Danny Picard is on twitter at http:twitter.comDannyPicard.

Bryan Stork: 'Nothing but great memories' with Patriots


Bryan Stork: 'Nothing but great memories' with Patriots

After being traded to the Washington Redskins this week, former Patriots center Bryan Stork broke his 35-day Twitter silence to say farewell to New England.

For those who are wondering, the acronym "HTTR" stands for "Hail to the Redskins," the team's fight song. #HTTR is used by the team and fans on social media.

Stork was reportedly mulling retirement after being dealt, but has decided to report. 

The Patriots informed Stork of his release early Wednesday, but the Patriots and Redskins were able to work out a deal for a conditional 2017 seventh-round pick before the move was processed.

Ratto: Kaepernick controversy touches on hot-button issues in an ugly political year

Ratto: Kaepernick controversy touches on hot-button issues in an ugly political year

Ray Ratto joins Chevrolet SportsNet Central to discuss Colin Kaepernick's decision to not stand during the national anthem before the San Francisco 49ers preseason game.

Belichick says all three QBs could use more game reps

Belichick says all three QBs could use more game reps

Bill Belichick was expansive Saturday when asked on a conference call how he'll split the quarterback reps for the Patriots final preseason game Thursday in New York.

"I think that’s a good question, it’s a fair question, it’s one that we really have to give some good consideration to," Belichick began. "As I said before, I think whatever we do will benefit whoever does it. We want to get Jimmy [Garoppolo] ready for the Arizona game. Tom [Brady] isn’t going to be playing for a while, so it’s kind of his last chance to play until he comes back after a few weeks. Jacoby [Brissett] certainly could use all the playing time that he can get. I think that whichever players we play will benefit from it and it will be valuable to them. We could play all three quarterbacks a lot next week and they’d all benefit from that and it would all be good, but we can’t."

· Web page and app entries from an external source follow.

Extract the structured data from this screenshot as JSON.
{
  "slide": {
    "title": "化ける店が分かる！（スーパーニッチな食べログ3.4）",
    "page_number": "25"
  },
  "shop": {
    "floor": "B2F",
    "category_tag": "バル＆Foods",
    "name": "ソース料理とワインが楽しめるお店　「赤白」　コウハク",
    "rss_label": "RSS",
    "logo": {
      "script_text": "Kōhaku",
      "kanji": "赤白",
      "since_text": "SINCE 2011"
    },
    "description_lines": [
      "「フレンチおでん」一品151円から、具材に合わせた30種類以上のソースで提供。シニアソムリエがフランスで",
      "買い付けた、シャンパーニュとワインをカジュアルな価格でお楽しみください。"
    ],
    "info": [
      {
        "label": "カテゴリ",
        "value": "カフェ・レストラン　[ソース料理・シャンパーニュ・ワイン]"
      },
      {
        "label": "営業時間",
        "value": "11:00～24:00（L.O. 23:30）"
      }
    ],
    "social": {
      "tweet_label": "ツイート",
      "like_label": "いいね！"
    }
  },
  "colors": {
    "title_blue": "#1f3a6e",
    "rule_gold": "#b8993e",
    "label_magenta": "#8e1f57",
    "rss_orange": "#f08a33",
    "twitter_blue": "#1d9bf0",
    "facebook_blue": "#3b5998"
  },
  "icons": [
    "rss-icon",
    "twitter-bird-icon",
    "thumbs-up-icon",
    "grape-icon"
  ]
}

Since they can't, Belichick said there will be situational work done with whoever isn't going to get the game reps.

"We only have one game and so many snaps, so we’ll have to, between practice and the game, put them in some situations that are somewhat controllable like a two-minute situation or things like that that you know are going to kind of come up one way or another," said Belichick. "You can sort of control those in how you want those broken down, what’s best, what does each guy need and how can we get the best we need for each guy. I need to let them get the reps that they need, but it’s how do we get the team ready for what they need to be ready for. They all need to get ready for different things.

What Jimmy’s role is in a couple weeks is going to be a lot different than what Tom’s is, and it’s going to be a lot different than what Jacoby’s is. At some point later on, those roles are going to change again. So again, there’s no perfect solution to it. We’ll just do the best we can to try to have our individual players and our team as well prepared as possible at whatever point that is that we have to deal with, and whenever those situations come up."

As I wrote earlier today, this is the sticky and uncomfortable situation arising from Deflategate. It's not a Tom Brady penalty. It's a team penalty when one considers the ripple effects. And there's no handbook to consult.